Task goal: Every entry should be returned unchanged, with the pictures omitted.

Component data from apps and pages:
◇ ◇ ◇

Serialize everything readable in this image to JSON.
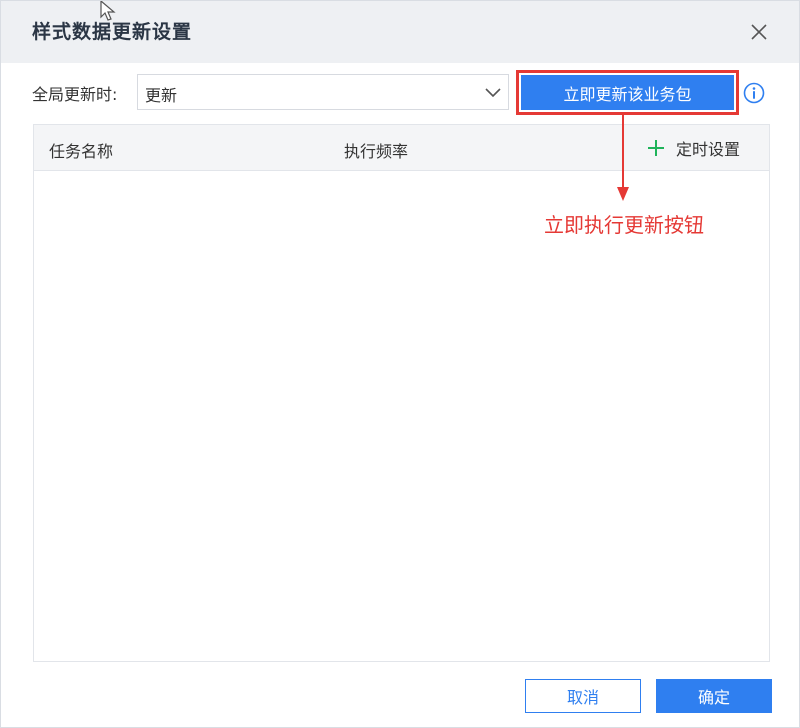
{
  "dialog": {
    "title": "样式数据更新设置",
    "close_icon": "close-icon"
  },
  "controls": {
    "global_update_label": "全局更新时:",
    "global_update_value": "更新",
    "update_now_button": "立即更新该业务包",
    "info_icon": "info-icon"
  },
  "table": {
    "columns": [
      "任务名称",
      "执行频率"
    ],
    "schedule_button": "定时设置",
    "rows": []
  },
  "annotation": {
    "text": "立即执行更新按钮",
    "color": "#e53935"
  },
  "footer": {
    "cancel": "取消",
    "confirm": "确定"
  },
  "colors": {
    "primary": "#2f7ff0",
    "accent_green": "#1fb35a",
    "highlight_red": "#e53935"
  }
}
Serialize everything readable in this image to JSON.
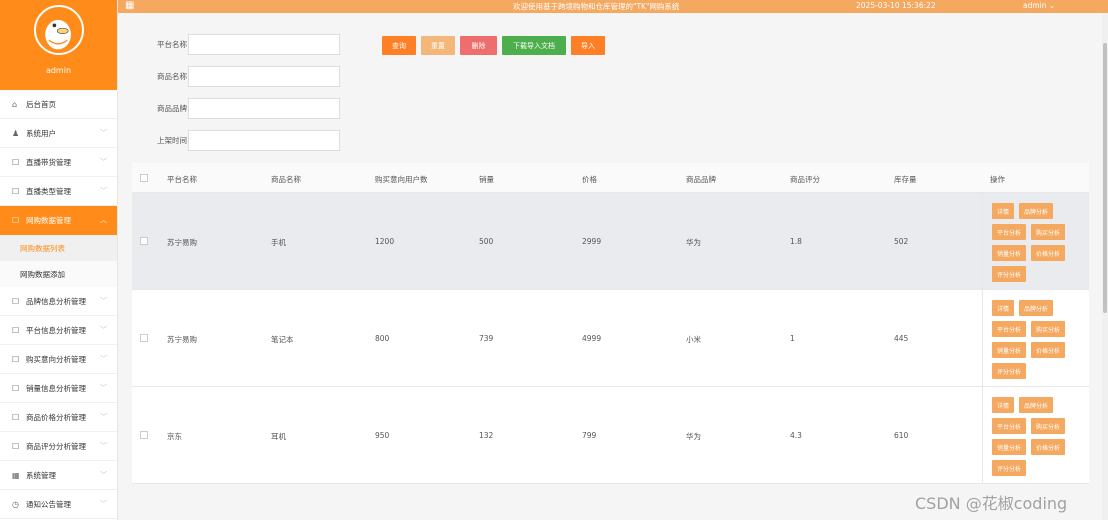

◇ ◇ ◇

Expected output:
Serialize everything readable in this image to JSON.
{
  "dialog": {
    "title": "样式数据更新设置",
    "close_icon": "close-icon"
  },
  "controls": {
    "global_update_label": "全局更新时:",
    "global_update_value": "更新",
    "update_now_button": "立即更新该业务包",
    "info_icon": "info-icon"
  },
  "table": {
    "columns": [
      "任务名称",
      "执行频率"
    ],
    "schedule_button": "定时设置",
    "rows": []
  },
  "annotation": {
    "text": "立即执行更新按钮",
    "color": "#e53935"
  },
  "footer": {
    "cancel": "取消",
    "confirm": "确定"
  },
  "colors": {
    "primary": "#2f7ff0",
    "accent_green": "#1fb35a",
    "highlight_red": "#e53935"
  }
}
Serialize everything readable in this image to JSON.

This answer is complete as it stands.